"Why am I taking medication? It isn't doing anything."

After a TIA you're likely to be given at least one type of long-term medication, and possibly two or more.

Most of the conditions linked to strokes such as having clogged arteries or high blood pressure don't have any symptoms, or very few. So when you start taking medication, it probably won't have a noticeable effect on how you feel physically. But taking these medications could significantly cut your chance of a stroke.

If you're struggling with taking any of your medicines due to side effects or practical difficulties, speak to your pharmacist or GP. Don't stop taking a medicine without speaking to your GP, as this could raise your risk of a stroke.

TIA of unknown cause

Sometimes, doctors can't find out exactly what caused a TIA or stroke. You will be checked for the main risk factors for stroke such as high blood pressure, diabetes, blocked arteries and atrial fibrillation (a type of irregular heartbeat).

Treating a TIA of unknown cause

Even if the cause isn't found, you will probably be given the same treatment used for any TIA, which is usually blood-thinning medication to avoid another clot. If you have high blood pressure, diabetes or high cholesterol you will be offered treatment for those conditions too.

Stay healthy and reduce your risk

Like anyone with a TIA, you can help to improve your health by sticking to your medications as well as having a healthy diet and being active.

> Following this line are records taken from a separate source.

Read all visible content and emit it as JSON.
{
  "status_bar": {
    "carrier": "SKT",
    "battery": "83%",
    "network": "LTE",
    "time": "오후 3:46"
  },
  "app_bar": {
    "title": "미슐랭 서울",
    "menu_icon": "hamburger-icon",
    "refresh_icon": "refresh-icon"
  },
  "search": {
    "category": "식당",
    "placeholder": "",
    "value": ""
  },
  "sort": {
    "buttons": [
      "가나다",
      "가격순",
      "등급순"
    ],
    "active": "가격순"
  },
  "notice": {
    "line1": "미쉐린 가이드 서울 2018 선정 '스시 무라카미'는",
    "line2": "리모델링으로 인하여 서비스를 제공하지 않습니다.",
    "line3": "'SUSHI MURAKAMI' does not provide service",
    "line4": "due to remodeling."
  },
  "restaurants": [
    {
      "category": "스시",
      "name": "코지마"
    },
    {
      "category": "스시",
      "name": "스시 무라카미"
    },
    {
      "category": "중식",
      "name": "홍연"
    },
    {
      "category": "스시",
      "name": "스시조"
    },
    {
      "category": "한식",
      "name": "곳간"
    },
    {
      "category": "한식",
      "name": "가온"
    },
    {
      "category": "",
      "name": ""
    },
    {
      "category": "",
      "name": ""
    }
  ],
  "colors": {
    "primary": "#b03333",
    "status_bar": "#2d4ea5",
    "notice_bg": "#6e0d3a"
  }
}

If you're already fit and active, try to keep going – it will not only make a stroke less likely, but it will also help you stay healthy and improve your mood. If you need to make some lifestyle changes like quitting smoking or losing weight, ask your GP or pharmacist about the help that's available in your local area.

If you have questions about your TIA or just want to speak to someone, call our Helpline on 0303 3033 100.

Long-term effects of TIA


Although the physical signs of a TIA end quickly, it can have some long-term effects. Some people get fatigue (extreme tiredness which doesn't always get better with rest). This could affect you going back to work after a TIA, or limit how much you can do around the house.

You might need to discuss things with your employer and family. Make them aware of how you are feeling, and any support you might need. Read more information and practical tips about fatigue.

Emotional impact

A TIA can have an emotional impact. You could feel very shocked, and you might feel worried about your health. Some people have problems with anxiety and low mood. Sharing your feelings with family and friends can help them understand what you are going through. Talking about your feelings can also help reduce anxiety and help you deal with what you are going through.

Staying active or doing some exercise can help to improve your mood. Regular activity can also help with fatigue by helping you sleep better and improving energy levels. Read more about the emotional effects of stroke and TIA.

Focus on your wellbeing

By following any treatment and making some healthy lifestyle changes you'll be helping your general health and wellbeing. Doing things like quitting smoking, eating healthy food and moving more make you feel better in yourself. You'll also know that you are doing all you can to improve your health and reduce your risk of a stroke.

If you feel that anxiety or low mood is affecting your daily life, contact your GP, or call our Helpline for ideas on finding support.

What to do about other problems

If you still have physical or cognitive problems (difficulties with memory and thinking) after a TIA, raise this at a clinic appointment or with your GP, as you might need some further investigations.